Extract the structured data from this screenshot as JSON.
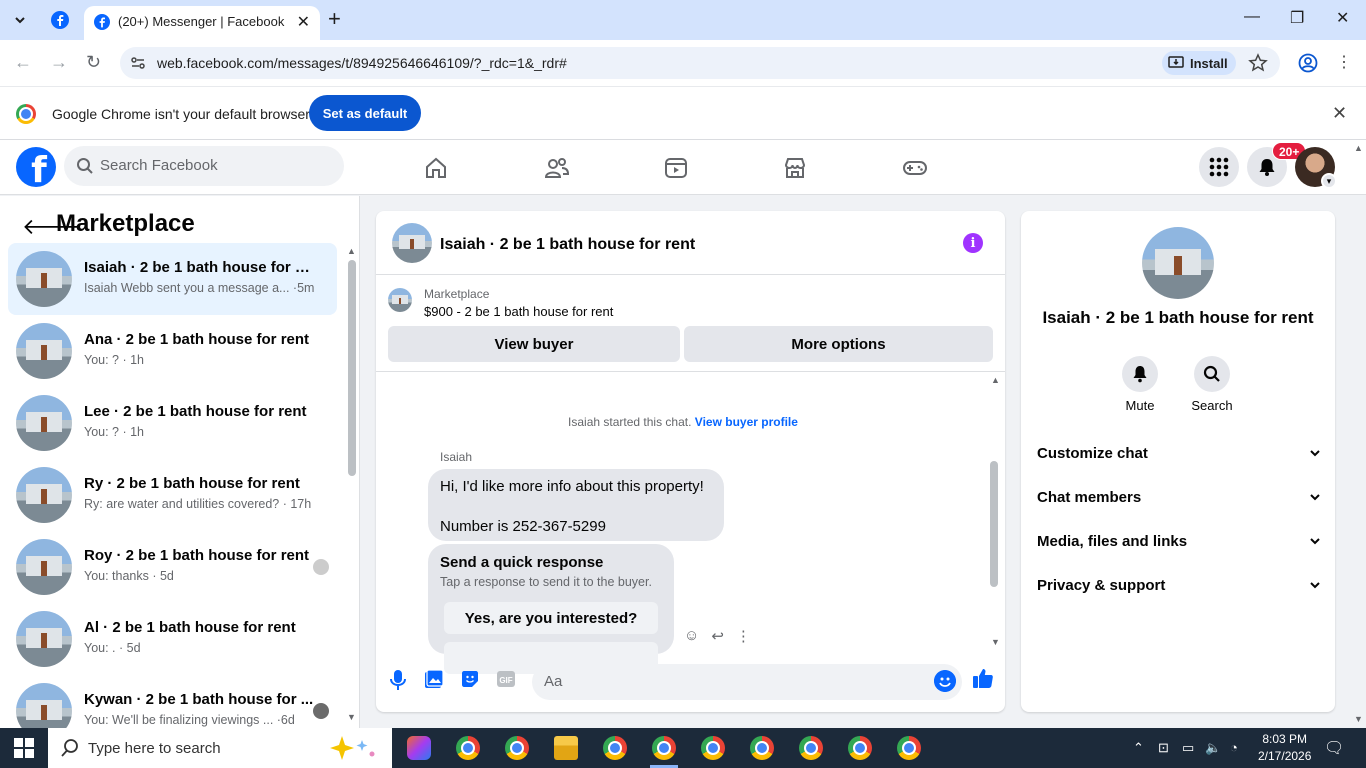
{
  "browser": {
    "tab_title": "(20+) Messenger | Facebook",
    "url": "web.facebook.com/messages/t/894925646646109/?_rdc=1&_rdr#",
    "install_label": "Install",
    "infobar_message": "Google Chrome isn't your default browser",
    "set_default_label": "Set as default"
  },
  "facebook": {
    "search_placeholder": "Search Facebook",
    "notification_badge": "20+",
    "colors": {
      "brand": "#0866ff",
      "badge": "#e41e3f",
      "info": "#a033ff"
    }
  },
  "sidebar": {
    "title": "Marketplace",
    "conversations": [
      {
        "name": "Isaiah · 2 be 1 bath house for rent",
        "snippet": "Isaiah Webb sent you a message a... ·5m",
        "active": true
      },
      {
        "name": "Ana · 2 be 1 bath house for rent",
        "snippet": "You: ? · 1h"
      },
      {
        "name": "Lee · 2 be 1 bath house for rent",
        "snippet": "You: ? · 1h"
      },
      {
        "name": "Ry · 2 be 1 bath house for rent",
        "snippet": "Ry: are water and utilities covered? · 17h"
      },
      {
        "name": "Roy · 2 be 1 bath house for rent",
        "snippet": "You: thanks · 5d"
      },
      {
        "name": "Al · 2 be 1 bath house for rent",
        "snippet": "You: . · 5d"
      },
      {
        "name": "Kywan · 2 be 1 bath house for ...",
        "snippet": "You: We'll be finalizing viewings ... ·6d"
      }
    ]
  },
  "chat": {
    "header_name": "Isaiah · 2 be 1 bath house for rent",
    "listing_label": "Marketplace",
    "listing_price": "$900 - 2 be 1 bath house for rent",
    "view_buyer_label": "View buyer",
    "more_options_label": "More options",
    "system_message": "Isaiah started this chat.",
    "view_buyer_profile": "View buyer profile",
    "sender": "Isaiah",
    "message_line1": "Hi, I'd like more info about this property!",
    "message_line2": "Number is 252-367-5299",
    "quick_title": "Send a quick response",
    "quick_subtitle": "Tap a response to send it to the buyer.",
    "quick_option1": "Yes, are you interested?",
    "composer_placeholder": "Aa"
  },
  "right_panel": {
    "name": "Isaiah · 2 be 1 bath house for rent",
    "mute_label": "Mute",
    "search_label": "Search",
    "rows": [
      "Customize chat",
      "Chat members",
      "Media, files and links",
      "Privacy & support"
    ]
  },
  "taskbar": {
    "search_placeholder": "Type here to search",
    "time": "8:03 PM",
    "date": "2/17/2026"
  }
}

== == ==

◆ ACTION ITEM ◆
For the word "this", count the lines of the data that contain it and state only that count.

◆ WRITTEN REPLY ◆
3